§ **Items from an interface collection**:
══════════

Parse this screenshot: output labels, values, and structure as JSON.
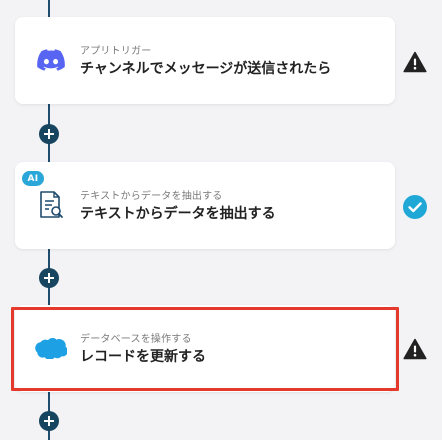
{
  "flow": {
    "steps": [
      {
        "subtitle": "アプリトリガー",
        "title": "チャンネルでメッセージが送信されたら",
        "icon": "discord-icon",
        "status": "warning-icon"
      },
      {
        "subtitle": "テキストからデータを抽出する",
        "title": "テキストからデータを抽出する",
        "icon": "document-search-icon",
        "badge": "AI",
        "status": "check-icon"
      },
      {
        "subtitle": "データベースを操作する",
        "title": "レコードを更新する",
        "icon": "salesforce-cloud-icon",
        "status": "warning-icon",
        "highlighted": true
      }
    ]
  },
  "colors": {
    "background": "#f3f3f6",
    "connector": "#1f4b6d",
    "add_button": "#17445f",
    "discord": "#5865f2",
    "ai_badge": "#2aa7d8",
    "check": "#1fa8d6",
    "warning": "#222222",
    "highlight": "#e53a2b",
    "salesforce": "#1da1e4"
  }
}
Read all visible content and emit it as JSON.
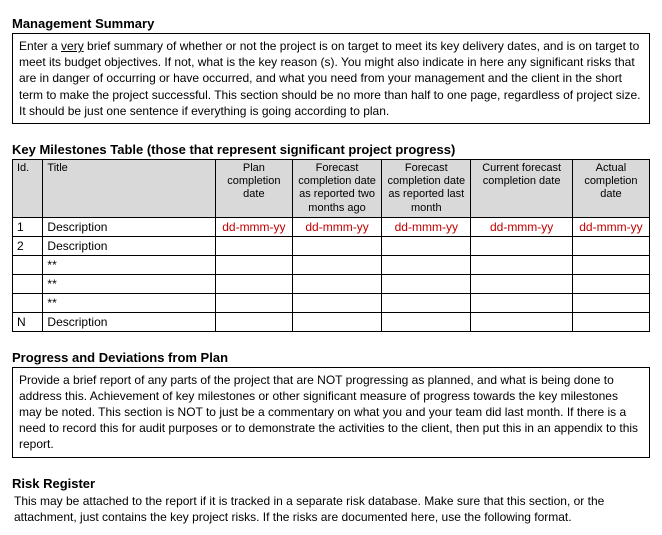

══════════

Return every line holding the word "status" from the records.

        "status": "warning-icon"
        "status": "check-icon"
        "status": "warning-icon",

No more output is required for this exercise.